Podiatry Student Wins National Competition
The American Podiatric Medical Association (APMA) has named Tiffany Tram Tran, DPM '23, the winner of the inaugural APMA-PICA full-tuition scholarship.
Tiffany, a third-year podiatry student with a 4.0 GPA, co-edits the National Foot and Ankle Review, an academic, peer-reviewed journal and website published annually by SMU’s California School of Podiatric Medicine. She also volunteers at the Suitcase Clinic, a Bay Area nonprofit that provides health and social services to unhoused people. Currently, she’s organizing a sock drive for the clinic.
“Tiffany’s contributions to the program, the community, and the profession of podiatric medicine are already numerous and impactful,” Cherri Choate, SMU’s associate dean for educational affairs, said in her nomination letter. “Her leadership abilities in both her Suitcase Clinic project and as co-editor-in-chief are far beyond her years.”
Tiffany was chosen first among nine students, each of whom was nominated by one of the nine podiatric schools in the country. The scholarship was based on financial need, academic excellence, community service, research involvement, and peer support.
Father's wise words
Tiffany credits her late father, who died last year, for pushing her to succeed.
“As the firstborn and kind of like the big sister of the family, my dad raised me to believe that as a woman, I can do as good or even better as any man,” she says. “And you know, He always told me that if I work hard, I can do anything if I put my mind to it.”
Tiffany, who studied physics as an undergraduate at UC San Diego, said she became excited about podiatry after hearing a woman who raved about her podiatrist.
“She couldn’t stop talking about her podiatrist,” Tiffany recalls. “So, I shadowed some podiatrists. And they all told me they really loved their jobs and had really good relationships with their patients.”
That’s when she knew podiatry was her calling. Tiffany chose SMU because of its 9:1 student-teacher ratio and track record of successfully helping graduates find residencies and jobs.
“SMU is so different from UCSD, which is a big school,” she says. “Here, we have small [graduating] classes of 40 students or so, and we get to know our faculty members really well.”

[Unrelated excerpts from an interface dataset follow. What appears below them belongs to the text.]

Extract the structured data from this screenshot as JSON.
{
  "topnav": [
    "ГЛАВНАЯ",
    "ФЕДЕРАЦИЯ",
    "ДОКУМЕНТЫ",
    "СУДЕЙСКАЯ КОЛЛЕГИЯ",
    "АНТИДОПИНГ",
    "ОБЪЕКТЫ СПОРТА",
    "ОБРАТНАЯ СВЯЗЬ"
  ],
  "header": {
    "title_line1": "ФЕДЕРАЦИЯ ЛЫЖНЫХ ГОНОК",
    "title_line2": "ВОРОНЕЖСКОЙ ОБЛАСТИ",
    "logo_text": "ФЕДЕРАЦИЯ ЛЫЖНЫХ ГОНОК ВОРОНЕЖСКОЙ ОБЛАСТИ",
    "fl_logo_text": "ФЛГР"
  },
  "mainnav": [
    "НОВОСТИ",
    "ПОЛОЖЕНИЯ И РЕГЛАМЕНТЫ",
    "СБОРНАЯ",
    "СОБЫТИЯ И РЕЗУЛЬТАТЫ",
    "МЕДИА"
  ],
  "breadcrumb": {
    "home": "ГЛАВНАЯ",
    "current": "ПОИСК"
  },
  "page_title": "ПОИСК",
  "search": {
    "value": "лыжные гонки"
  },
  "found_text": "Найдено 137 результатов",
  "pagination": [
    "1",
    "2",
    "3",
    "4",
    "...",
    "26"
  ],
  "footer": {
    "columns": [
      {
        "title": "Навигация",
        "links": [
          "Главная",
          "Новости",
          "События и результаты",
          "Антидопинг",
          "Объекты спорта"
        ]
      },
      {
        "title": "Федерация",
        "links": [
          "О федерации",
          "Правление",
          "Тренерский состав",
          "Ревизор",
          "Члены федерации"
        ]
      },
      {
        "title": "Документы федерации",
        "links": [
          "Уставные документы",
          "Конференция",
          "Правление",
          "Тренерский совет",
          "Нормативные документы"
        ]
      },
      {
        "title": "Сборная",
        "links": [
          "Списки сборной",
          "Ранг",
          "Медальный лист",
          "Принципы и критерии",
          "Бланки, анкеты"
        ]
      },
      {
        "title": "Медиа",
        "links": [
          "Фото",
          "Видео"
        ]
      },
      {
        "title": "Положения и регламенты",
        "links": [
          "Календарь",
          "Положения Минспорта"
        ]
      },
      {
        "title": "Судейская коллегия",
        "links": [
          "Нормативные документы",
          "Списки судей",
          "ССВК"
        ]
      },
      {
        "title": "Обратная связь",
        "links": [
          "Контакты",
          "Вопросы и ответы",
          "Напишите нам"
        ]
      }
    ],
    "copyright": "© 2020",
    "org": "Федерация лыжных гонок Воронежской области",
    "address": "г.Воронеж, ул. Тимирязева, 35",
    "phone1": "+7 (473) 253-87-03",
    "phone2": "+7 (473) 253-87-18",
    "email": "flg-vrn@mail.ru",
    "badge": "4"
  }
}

It was the personal connections with classmates and professors, Tiffany says, that helped her to get through “what happened to me last year. The grief still gets to me, but I couldn’t have done it without them. They are like my family.”